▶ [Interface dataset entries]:
Start of Block
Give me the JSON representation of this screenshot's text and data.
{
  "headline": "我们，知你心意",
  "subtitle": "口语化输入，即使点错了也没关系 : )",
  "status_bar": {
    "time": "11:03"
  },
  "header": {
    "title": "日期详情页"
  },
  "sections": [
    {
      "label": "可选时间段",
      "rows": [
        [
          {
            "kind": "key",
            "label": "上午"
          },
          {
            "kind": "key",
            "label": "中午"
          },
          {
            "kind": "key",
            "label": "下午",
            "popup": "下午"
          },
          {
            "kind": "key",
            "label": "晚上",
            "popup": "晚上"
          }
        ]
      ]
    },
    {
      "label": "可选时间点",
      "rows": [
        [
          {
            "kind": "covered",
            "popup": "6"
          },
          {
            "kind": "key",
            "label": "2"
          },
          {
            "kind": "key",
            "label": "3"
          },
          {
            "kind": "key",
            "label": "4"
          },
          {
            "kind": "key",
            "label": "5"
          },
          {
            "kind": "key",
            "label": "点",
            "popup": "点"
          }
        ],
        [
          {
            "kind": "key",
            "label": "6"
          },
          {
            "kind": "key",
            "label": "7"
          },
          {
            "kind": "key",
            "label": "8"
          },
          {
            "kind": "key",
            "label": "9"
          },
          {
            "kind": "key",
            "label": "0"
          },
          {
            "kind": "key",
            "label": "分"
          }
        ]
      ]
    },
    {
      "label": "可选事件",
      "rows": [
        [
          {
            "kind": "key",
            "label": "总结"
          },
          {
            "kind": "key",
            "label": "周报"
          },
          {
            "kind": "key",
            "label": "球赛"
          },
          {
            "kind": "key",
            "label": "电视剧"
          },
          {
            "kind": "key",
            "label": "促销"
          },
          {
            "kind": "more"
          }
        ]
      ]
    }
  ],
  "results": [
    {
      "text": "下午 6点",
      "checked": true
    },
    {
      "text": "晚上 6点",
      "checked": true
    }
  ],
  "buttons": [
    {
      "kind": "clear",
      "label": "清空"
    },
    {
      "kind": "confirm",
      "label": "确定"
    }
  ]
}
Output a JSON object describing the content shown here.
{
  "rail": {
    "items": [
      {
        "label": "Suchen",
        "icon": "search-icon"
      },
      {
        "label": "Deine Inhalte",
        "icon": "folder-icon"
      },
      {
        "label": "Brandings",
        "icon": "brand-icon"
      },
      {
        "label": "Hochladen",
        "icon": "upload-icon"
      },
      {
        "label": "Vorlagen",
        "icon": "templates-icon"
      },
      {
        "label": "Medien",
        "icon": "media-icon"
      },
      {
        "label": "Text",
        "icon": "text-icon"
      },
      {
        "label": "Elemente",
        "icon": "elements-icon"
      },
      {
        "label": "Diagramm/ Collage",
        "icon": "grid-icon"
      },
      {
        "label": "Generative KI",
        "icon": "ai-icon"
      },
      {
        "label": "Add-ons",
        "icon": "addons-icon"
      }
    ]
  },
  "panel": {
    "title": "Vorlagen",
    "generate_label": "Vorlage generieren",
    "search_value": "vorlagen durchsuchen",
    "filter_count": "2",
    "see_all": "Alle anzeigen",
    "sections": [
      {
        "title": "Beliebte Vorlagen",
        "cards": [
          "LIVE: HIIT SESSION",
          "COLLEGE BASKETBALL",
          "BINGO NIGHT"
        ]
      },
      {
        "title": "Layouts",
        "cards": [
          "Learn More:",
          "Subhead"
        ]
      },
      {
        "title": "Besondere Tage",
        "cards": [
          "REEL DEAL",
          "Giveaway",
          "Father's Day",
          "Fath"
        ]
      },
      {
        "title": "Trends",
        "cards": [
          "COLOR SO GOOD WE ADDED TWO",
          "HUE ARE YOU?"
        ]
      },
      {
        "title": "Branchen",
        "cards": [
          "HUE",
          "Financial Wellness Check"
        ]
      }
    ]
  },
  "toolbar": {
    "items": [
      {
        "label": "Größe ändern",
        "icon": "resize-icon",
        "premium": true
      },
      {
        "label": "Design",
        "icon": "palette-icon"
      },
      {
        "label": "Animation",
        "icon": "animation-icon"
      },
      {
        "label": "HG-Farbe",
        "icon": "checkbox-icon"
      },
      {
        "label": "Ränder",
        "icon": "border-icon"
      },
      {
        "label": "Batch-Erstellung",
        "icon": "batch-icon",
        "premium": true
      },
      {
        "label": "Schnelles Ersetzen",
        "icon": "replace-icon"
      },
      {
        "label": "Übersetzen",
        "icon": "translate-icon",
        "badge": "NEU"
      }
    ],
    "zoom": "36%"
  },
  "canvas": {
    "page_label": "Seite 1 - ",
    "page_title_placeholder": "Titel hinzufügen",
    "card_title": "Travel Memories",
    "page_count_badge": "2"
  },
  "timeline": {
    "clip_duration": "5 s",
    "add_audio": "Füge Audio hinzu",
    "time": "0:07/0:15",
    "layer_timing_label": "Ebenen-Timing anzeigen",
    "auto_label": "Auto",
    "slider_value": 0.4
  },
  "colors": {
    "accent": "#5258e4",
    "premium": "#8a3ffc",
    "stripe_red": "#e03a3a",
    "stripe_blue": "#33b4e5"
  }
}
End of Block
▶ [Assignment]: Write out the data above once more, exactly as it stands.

▶ [Answer for the task]:
Give me the JSON representation of this screenshot's text and data.
{
  "headline": "我们，知你心意",
  "subtitle": "口语化输入，即使点错了也没关系 : )",
  "status_bar": {
    "time": "11:03"
  },
  "header": {
    "title": "日期详情页"
  },
  "sections": [
    {
      "label": "可选时间段",
      "rows": [
        [
          {
            "kind": "key",
            "label": "上午"
          },
          {
            "kind": "key",
            "label": "中午"
          },
          {
            "kind": "key",
            "label": "下午",
            "popup": "下午"
          },
          {
            "kind": "key",
            "label": "晚上",
            "popup": "晚上"
          }
        ]
      ]
    },
    {
      "label": "可选时间点",
      "rows": [
        [
          {
            "kind": "covered",
            "popup": "6"
          },
          {
            "kind": "key",
            "label": "2"
          },
          {
            "kind": "key",
            "label": "3"
          },
          {
            "kind": "key",
            "label": "4"
          },
          {
            "kind": "key",
            "label": "5"
          },
          {
            "kind": "key",
            "label": "点",
            "popup": "点"
          }
        ],
        [
          {
            "kind": "key",
            "label": "6"
          },
          {
            "kind": "key",
            "label": "7"
          },
          {
            "kind": "key",
            "label": "8"
          },
          {
            "kind": "key",
            "label": "9"
          },
          {
            "kind": "key",
            "label": "0"
          },
          {
            "kind": "key",
            "label": "分"
          }
        ]
      ]
    },
    {
      "label": "可选事件",
      "rows": [
        [
          {
            "kind": "key",
            "label": "总结"
          },
          {
            "kind": "key",
            "label": "周报"
          },
          {
            "kind": "key",
            "label": "球赛"
          },
          {
            "kind": "key",
            "label": "电视剧"
          },
          {
            "kind": "key",
            "label": "促销"
          },
          {
            "kind": "more"
          }
        ]
      ]
    }
  ],
  "results": [
    {
      "text": "下午 6点",
      "checked": true
    },
    {
      "text": "晚上 6点",
      "checked": true
    }
  ],
  "buttons": [
    {
      "kind": "clear",
      "label": "清空"
    },
    {
      "kind": "confirm",
      "label": "确定"
    }
  ]
}
Output a JSON object describing the content shown here.
{
  "rail": {
    "items": [
      {
        "label": "Suchen",
        "icon": "search-icon"
      },
      {
        "label": "Deine Inhalte",
        "icon": "folder-icon"
      },
      {
        "label": "Brandings",
        "icon": "brand-icon"
      },
      {
        "label": "Hochladen",
        "icon": "upload-icon"
      },
      {
        "label": "Vorlagen",
        "icon": "templates-icon"
      },
      {
        "label": "Medien",
        "icon": "media-icon"
      },
      {
        "label": "Text",
        "icon": "text-icon"
      },
      {
        "label": "Elemente",
        "icon": "elements-icon"
      },
      {
        "label": "Diagramm/ Collage",
        "icon": "grid-icon"
      },
      {
        "label": "Generative KI",
        "icon": "ai-icon"
      },
      {
        "label": "Add-ons",
        "icon": "addons-icon"
      }
    ]
  },
  "panel": {
    "title": "Vorlagen",
    "generate_label": "Vorlage generieren",
    "search_value": "vorlagen durchsuchen",
    "filter_count": "2",
    "see_all": "Alle anzeigen",
    "sections": [
      {
        "title": "Beliebte Vorlagen",
        "cards": [
          "LIVE: HIIT SESSION",
          "COLLEGE BASKETBALL",
          "BINGO NIGHT"
        ]
      },
      {
        "title": "Layouts",
        "cards": [
          "Learn More:",
          "Subhead"
        ]
      },
      {
        "title": "Besondere Tage",
        "cards": [
          "REEL DEAL",
          "Giveaway",
          "Father's Day",
          "Fath"
        ]
      },
      {
        "title": "Trends",
        "cards": [
          "COLOR SO GOOD WE ADDED TWO",
          "HUE ARE YOU?"
        ]
      },
      {
        "title": "Branchen",
        "cards": [
          "HUE",
          "Financial Wellness Check"
        ]
      }
    ]
  },
  "toolbar": {
    "items": [
      {
        "label": "Größe ändern",
        "icon": "resize-icon",
        "premium": true
      },
      {
        "label": "Design",
        "icon": "palette-icon"
      },
      {
        "label": "Animation",
        "icon": "animation-icon"
      },
      {
        "label": "HG-Farbe",
        "icon": "checkbox-icon"
      },
      {
        "label": "Ränder",
        "icon": "border-icon"
      },
      {
        "label": "Batch-Erstellung",
        "icon": "batch-icon",
        "premium": true
      },
      {
        "label": "Schnelles Ersetzen",
        "icon": "replace-icon"
      },
      {
        "label": "Übersetzen",
        "icon": "translate-icon",
        "badge": "NEU"
      }
    ],
    "zoom": "36%"
  },
  "canvas": {
    "page_label": "Seite 1 - ",
    "page_title_placeholder": "Titel hinzufügen",
    "card_title": "Travel Memories",
    "page_count_badge": "2"
  },
  "timeline": {
    "clip_duration": "5 s",
    "add_audio": "Füge Audio hinzu",
    "time": "0:07/0:15",
    "layer_timing_label": "Ebenen-Timing anzeigen",
    "auto_label": "Auto",
    "slider_value": 0.4
  },
  "colors": {
    "accent": "#5258e4",
    "premium": "#8a3ffc",
    "stripe_red": "#e03a3a",
    "stripe_blue": "#33b4e5"
  }
}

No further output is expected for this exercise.